GREECE: Reforms may usher in privatisation
From Delphi's European Cultural Centre the Greek Prime Minister George Papandreou (above), attended by the entire leadership of the Education Ministry, announced an ambitious programme of reforms for higher education, which would see a reduction in state funding and greater private sector participation.
Justifying the reforms, Papandreou said: "We are one of the first three countries in the world for the number of young people who go to university, but we are in 118th place as regards the effectiveness of our education."
The proposals, which will be open to public dialogue for the next three months before they are approved by parliament, will affect not only the institutions but also the academic staff and the students.
Proposals include the gradual reduction of the state financial contribution; the attraction of private finance for courses and programmes; outside assessment by foreign academics; the merging or closure of unpopular institutions and courses; the introduction of student fees, and the establishment of non-academic managers in the universities.
Institutions will also be given complete autonomy, a long-term demand of the academic community, making them responsible for their own finances including the right to attract and employ foreign academics of 'high calibre and prestige', which is not allowed under the current status.
In future students will enter a specific university or school, follow a preliminary year and subsequently be able to choose the course they wish to follow. They will no longer participate in the management of the university where they study, a change which student unions and academics have condemned as retrograde and undemocratic.
Papandreou said: "Students will have a wider choice while the institutions will be able to develop their own courses and develop their own degrees."
Non-academic managers will assume responsibility for the running of the institutions, including some duties currently carried out by the Education Ministry such as financial management, the payment of salaries to academic and non-academic staff and attracting sponsors. Rectors will be appointed or selected after international competition and will be firmly restricted to academic matters.

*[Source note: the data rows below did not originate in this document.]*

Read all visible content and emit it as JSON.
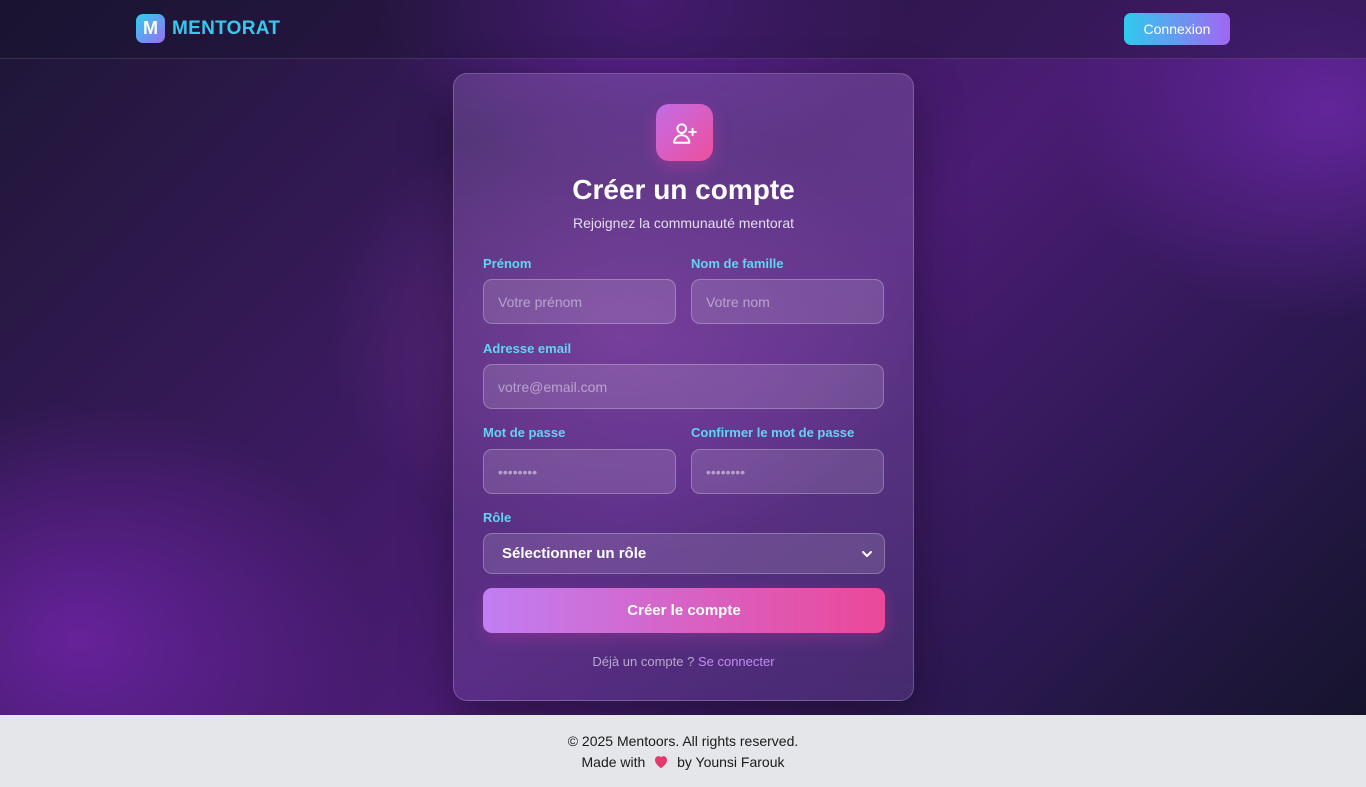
{
  "navbar": {
    "logo_letter": "M",
    "brand_name": "MENTORAT",
    "login_label": "Connexion"
  },
  "card": {
    "icon": "user-plus-icon",
    "title": "Créer un compte",
    "subtitle": "Rejoignez la communauté mentorat"
  },
  "form": {
    "first_name": {
      "label": "Prénom",
      "placeholder": "Votre prénom"
    },
    "last_name": {
      "label": "Nom de famille",
      "placeholder": "Votre nom"
    },
    "email": {
      "label": "Adresse email",
      "placeholder": "votre@email.com"
    },
    "password": {
      "label": "Mot de passe",
      "placeholder": "••••••••"
    },
    "confirm_password": {
      "label": "Confirmer le mot de passe",
      "placeholder": "••••••••"
    },
    "role": {
      "label": "Rôle",
      "selected": "Sélectionner un rôle"
    },
    "submit_label": "Créer le compte",
    "have_account_text": "Déjà un compte ?",
    "signin_link": "Se connecter"
  },
  "footer": {
    "copyright": "© 2025 Mentoors. All rights reserved.",
    "made_with": "Made with",
    "by_author": "by Younsi Farouk"
  },
  "colors": {
    "accent_cyan": "#38c8ee",
    "accent_purple": "#a266f2",
    "accent_pink": "#ec4898",
    "label_color": "#62d3f3"
  }
}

In line with the government's intentions and the behests of the country's creditors (the International Monetary Fund, European Union and the European Bank) non-viable courses and institutions as well as those located close to each other or with similar orientation will either close or merge.
The institution's management committee, with the participation of academics as well as individuals outside the academic community, will be responsible for the overall running of the university and its first priority would be to attract new sources of income.
The Senate Committee will be composed of personalities from within and outside the academic community and will only have supervisory responsibility. Assessment by internal and external assessors will take place at every stage of the institutions' operations. Institutions and courses will be certified by the assessors and funding will be subject to assessment.
Agreements based on special criteria such as performance, efficiency, productivity and returns on investment will affect funding. The number of students, degrees, success in the labour market and research achievement will also be taken into consideration.
Institutions will be run by independent financial committees, while services provided by the institution such as catering and rooms will be opened to the private sector.
Students will be issued with cards for access to these services. A new system of grants and scholarships is proposed as well as a student loans system in cooperation with the banks.
The emphasis on private finance follows a recent 33% cut in the finances of the institutions and signals a first step towards the bypassing of article 16 of the Constitution which ensures the state nature of education; it is considered a first step towards the privatisation of higher education.
The reaction of the academic community to the reforms, which were unveiled late last month, was rather muted. But a number of distinguished academics and university rectors have expressed reservations.
Giannis Mylopoulos, Rector of the Aristotle University of Thessaloniki, said: "Universities are unable to operate with a 40% reduction in their budget and we appeal to the government to exclude higher education from the programme of recession."
Students have already expressed their opposition to the government's plans.